    If by some chance or ironic twist of fate the writer’s supposed novel was indeed nestled within magical realism, it would be by accident and he would not be able to engage with his work. He would have no reference of previous works of note, the importance of certain themes within the genre or how it has been dealt with by other authors. In short, his work will have no authority as a magical realist novel and neither will he carry any authority as a magical realist writer.
    I don’t know, you know … no, I didn’t know you don’t know, but I do know now

    An encounter I had with a young artist also comes to mind. I was walking through a small gallery where none of the art really stood out to me as being particularly powerful, creative or even noteworthy. There was an exception though - a semi-destroyed canvas which had been expressively abused in colourful dabs and swipes of acrylic impasto and gauzelike textures, not the kind of work I’m naturally drawn to. While trying to figure out why it intrigued me (and while pondering on which art theories would be best for analysing the work), a young man walked over and introduced himself as the artist.
    We made some small talk and then I inquired into his production methods which he gladly answered by taking me through the various steps. Then I asked the artist if he would explain to me what his art’s about.
    “Uh … well, I don’t know. It’s whatever you make of it, man. You know … right?”

    (a)   No, I don’t know. That’s why I asked.
    (b)   It’s not a matter of right or wrong. Either you know what the hell you’re doing or you don’t.
    (c)   Regardless of theories and sentiments concerning the value of the viewer’s experience of art, if your art doesn’t convey its concept by itself, then you, the artist, won’t be establishing any credibility for yourself as a professional by being/appearing unable to engage in your art.
    This is a case of where I would have valued the work of art much more had I not met the artist who in turn didn’t know anything in terms of artist-object-viewer theories either. In the end I deduced he made it in the manner he did purely because that was how his art could look heavy cool. In turn his inability to engage in his art unmasked him as a fake to his audience.
    Engage in your art
    So let me ask you, as an artist, how much do you know about semiotics, structuralism and post-structuralism? How about Neo-Marxism or postcolonial theory? Any ideas on art and psychoanalysis, feminism, lesbian and gay theories? Iconography or deconstructivism anyone?

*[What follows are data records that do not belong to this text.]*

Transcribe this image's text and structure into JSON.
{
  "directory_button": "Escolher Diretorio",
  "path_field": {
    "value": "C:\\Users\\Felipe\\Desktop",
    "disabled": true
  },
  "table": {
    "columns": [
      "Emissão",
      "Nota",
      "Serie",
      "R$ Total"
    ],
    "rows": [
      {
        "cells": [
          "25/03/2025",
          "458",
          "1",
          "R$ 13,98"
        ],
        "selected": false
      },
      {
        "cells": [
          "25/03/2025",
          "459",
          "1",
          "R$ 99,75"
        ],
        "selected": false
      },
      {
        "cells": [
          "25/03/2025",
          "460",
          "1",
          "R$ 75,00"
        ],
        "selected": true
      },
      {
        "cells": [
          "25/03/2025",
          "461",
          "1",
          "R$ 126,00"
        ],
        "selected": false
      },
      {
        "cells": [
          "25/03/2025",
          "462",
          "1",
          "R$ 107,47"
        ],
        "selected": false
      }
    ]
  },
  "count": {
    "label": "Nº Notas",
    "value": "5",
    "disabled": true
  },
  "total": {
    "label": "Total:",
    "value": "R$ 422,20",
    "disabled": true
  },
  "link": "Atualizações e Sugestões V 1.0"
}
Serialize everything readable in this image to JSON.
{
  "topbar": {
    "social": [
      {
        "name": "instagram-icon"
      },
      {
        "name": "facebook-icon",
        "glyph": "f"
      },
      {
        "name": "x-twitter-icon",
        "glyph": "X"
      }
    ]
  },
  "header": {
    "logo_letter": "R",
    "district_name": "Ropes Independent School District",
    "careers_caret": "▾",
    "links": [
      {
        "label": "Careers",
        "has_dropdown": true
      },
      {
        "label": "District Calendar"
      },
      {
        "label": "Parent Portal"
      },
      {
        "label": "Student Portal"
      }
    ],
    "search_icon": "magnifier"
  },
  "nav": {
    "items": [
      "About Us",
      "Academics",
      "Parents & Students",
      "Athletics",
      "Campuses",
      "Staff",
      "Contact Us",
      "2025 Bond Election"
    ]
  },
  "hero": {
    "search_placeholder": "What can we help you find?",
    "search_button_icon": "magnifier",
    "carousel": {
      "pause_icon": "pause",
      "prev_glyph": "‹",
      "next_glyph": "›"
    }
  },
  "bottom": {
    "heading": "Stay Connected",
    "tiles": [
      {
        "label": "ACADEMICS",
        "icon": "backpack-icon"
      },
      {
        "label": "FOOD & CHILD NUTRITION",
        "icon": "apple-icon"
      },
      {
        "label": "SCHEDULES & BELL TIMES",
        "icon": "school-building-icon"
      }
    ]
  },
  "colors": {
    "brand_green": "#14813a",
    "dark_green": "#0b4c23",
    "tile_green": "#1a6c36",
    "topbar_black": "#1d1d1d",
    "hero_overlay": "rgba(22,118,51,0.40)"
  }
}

    Which of these theories bare more relevance to your work? If you’re struggling with answers to these, you may want to start googling and reading up a bit. These are but a few art theories which are of relevance today or at least have been relevant over the past century. It is bound to get even more complex and sub branched as we march into the 21st century.
    As an artist it is important that you can explain your work and have a knowledgeable grasp of the theoretical context it is situated in. From an art historical perspective, this is by no means a new phenomenon, something I will address in the next article.
    This ability to engage in one’s art comes down to the artist being a reader of art. It comes down to the artist being able to interpret his or her own work, from its choice of media down to all its themes and references, within a contextual background. This ability will give you a greater understanding of your work; it will give you a greater sense of direction in your work; and, it can guide you towards producing a truly meaningful contribution to the world of art. In turn, if you manage this well, it will greatly assist your art in establishing you as an authoritative artist within your field.

    You can also follow Francois’ own blog at 'The Aspiring Artist'